I have reached a point in the design of a library where I am horrified by endianness.
I can easily deal with the order of bytes, but the order of bits introduces a huge level of complexity in my code.
What I am doing is converting a
uint to bytes, in network byte order (big endian).
However, I use the most significant crumb (2 bits, from first [most significant] byte) for something else, storing another number.
Normally, I use these lines for writing and reading the crumb:
bytes |= 0xC0 // Writing 11 to the most significant crumb. It could be 10 or 01 too. Before the disjunction, I know those two bits are 0. (bytes & 0xC0) >> 6 // Getting the most significant crumb and shifting it to the right, in the least significant place.

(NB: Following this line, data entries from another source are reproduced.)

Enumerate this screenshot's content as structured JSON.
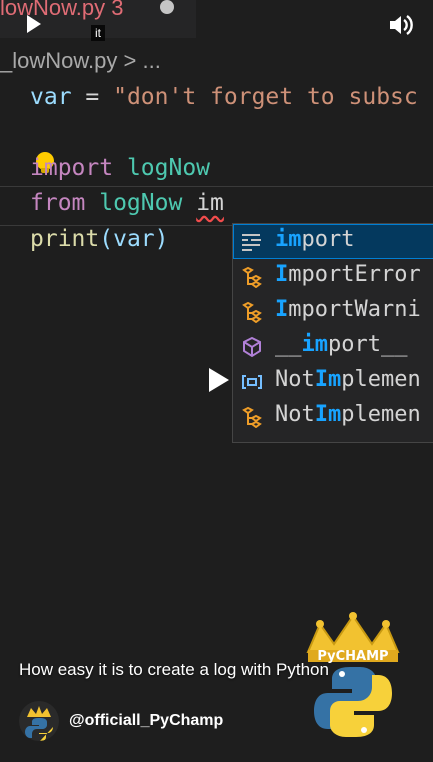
{
  "editor": {
    "tab_filename": "lowNow.py 3",
    "breadcrumb": "_lowNow.py > ...",
    "line1": {
      "name": "var",
      "op": " = ",
      "str": "\"don't forget to subsc"
    },
    "line3": {
      "kw": "import",
      "mod": " logNow"
    },
    "line4": {
      "kw": "from",
      "mod": " logNow",
      "typed": "im"
    },
    "line5": {
      "fn": "print",
      "open": "(",
      "arg": "var",
      "close": ")"
    }
  },
  "suggestions": [
    {
      "pre": "",
      "match": "im",
      "post": "port",
      "icon": "keyword-icon",
      "selected": true
    },
    {
      "pre": "",
      "match": "I",
      "post": "mportError",
      "icon": "class-icon",
      "selected": false
    },
    {
      "pre": "",
      "match": "I",
      "post": "mportWarni",
      "icon": "class-icon",
      "selected": false
    },
    {
      "pre": "__",
      "match": "im",
      "post": "port__",
      "icon": "method-cube-icon",
      "selected": false
    },
    {
      "pre": "Not",
      "match": "Im",
      "post": "plemen",
      "icon": "variable-icon",
      "selected": false
    },
    {
      "pre": "Not",
      "match": "Im",
      "post": "plemen",
      "icon": "class-icon",
      "selected": false
    }
  ],
  "overlay": {
    "cc_label": "it",
    "caption": "How easy it is to create a log with Python",
    "channel_handle": "@officiall_PyChamp",
    "watermark_text": "PyCHAMP"
  },
  "colors": {
    "keyword": "#c586c0",
    "string": "#ce9178",
    "module": "#4ec9b0",
    "function": "#dcdcaa",
    "variable": "#9cdcfe",
    "suggest_selected": "#04395e",
    "match_highlight": "#18a3ff",
    "error_squiggle": "#f14c4c"
  }
}
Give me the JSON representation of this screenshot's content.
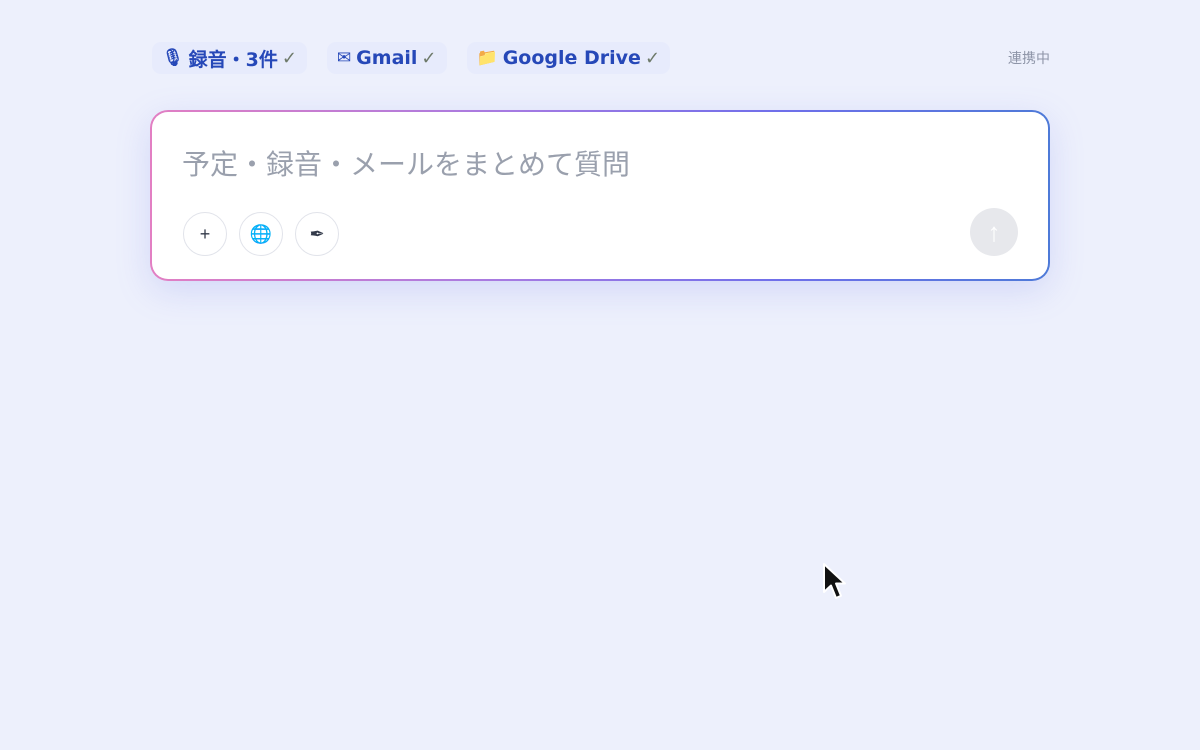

To me, all these seem to assume that the most significant bit comes first.
If it didn't, my pair of operations would basically turn 00000011 into 00001100, which is not a value I need.
This data is stored in a file and may be accessed elsewhere. If the storing machine and the reading machine use different bit orders, the reader will get garbage.
I also don't remember ever reading a piece of code which reacts to the order of bits.
So, my question is: Am I just being paranoid or my C# library could ever be used on an LSB-first machine? (under .NET or Mono; Windows, Unix, Android, iOS, whatever)
If so, how can I efficiently handle the possibilities and be able to retrieve my 2-bit number correctly?